angst and economic upheaval," said Craig Manson, assistant Interior
secretary for fish, wildlife and parks. "But in terms of real
conservation benefit, it's just about nil."

The court orders take up so much time and money, he said, that
federal biologists have no time to focus on listing species that they
believe most need protection.

"As of today, we have no capacity to carry out any discretionary
actions because ... [the] budget is committed to court orders through
fiscal 2008," Manson said.

Some environmental activists charge that Interior Secretary Gale A.
Norton created the budgetary crisis by failing to request adequate
funds from Congress to do the work the courts had ordered.

"She engineered it; she wants a budget crisis," said Kieran Suckling,
executive director of the Center for Biological Diversity, which is
responsible for many of the environmental lawsuits. "Look at the
species involved: These are very, very important species whose
habitat protection would have the greatest impact on industry --
that's why Bush has singled them out."

Many of the species on the Bush administration's tentative list have
storied legal histories.

For the endangered southwestern willow flycatcher, the Fish and
Wildlife Service in 1997 designated 599 miles of stream and river
beds across California and six other states as critical habitat in
response to a court order resulting from a lawsuit filed by an
environmental group.

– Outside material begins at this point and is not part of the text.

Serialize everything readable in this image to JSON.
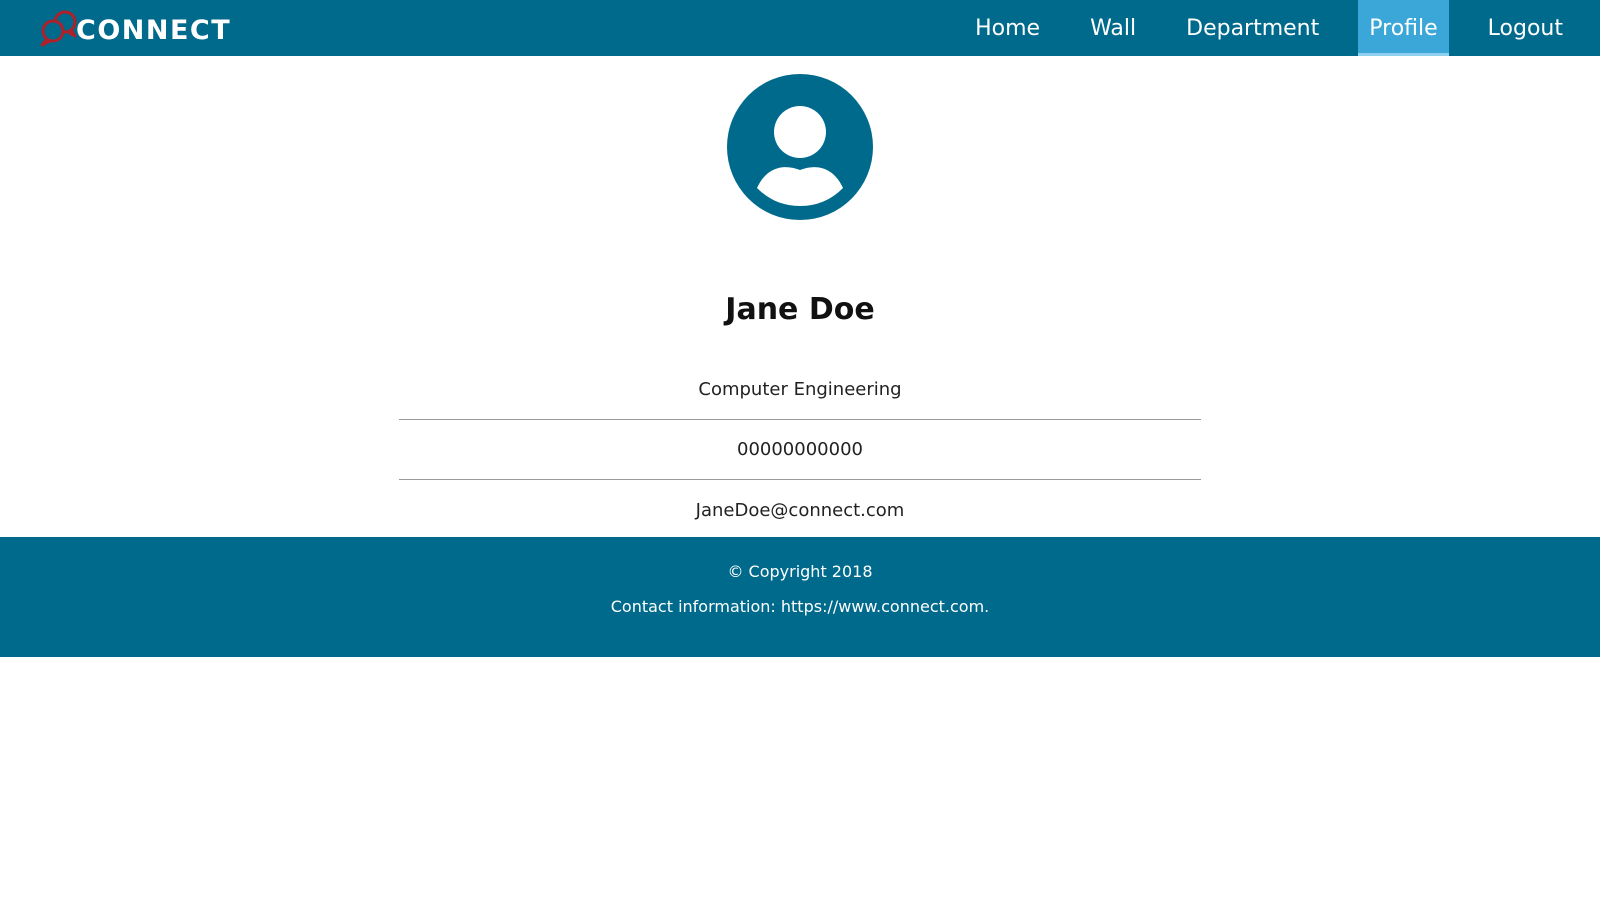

The New Mexico Cattle Growers Assn. sued the government, complaining
that fencing erected to protect the habitat of the petite bird was
making it difficult for their cattle to get to water and grazing
land, thus forcing ranchers to decrease their herds.

The association won the lawsuit two years ago, and the agency was
ordered to withdraw the critical habitat designation while it was
reconsidered. The Fish and Wildlife Service has yet to propose a new
habitat designation, and the flycatcher was on the list of species
being considered for seeking court extensions.

The National Home Builders Assn. filed a similar lawsuit contesting
the critical habitat designated in the Tucson area to protect the
pygmy owl. Rather than waiting for a judge to rule, the Bush
administration agreed with the builders' complaint, withdrew the
critical habitat designation and Fish and Wildlife began developing a
new plan.

The new proposal, to designate 1.2 million acres of private and
public land for critical habitat, was completed in November but the
designation process is not complete. It is among the cases for which
the Fish and Wildlife Service is considering requesting more time.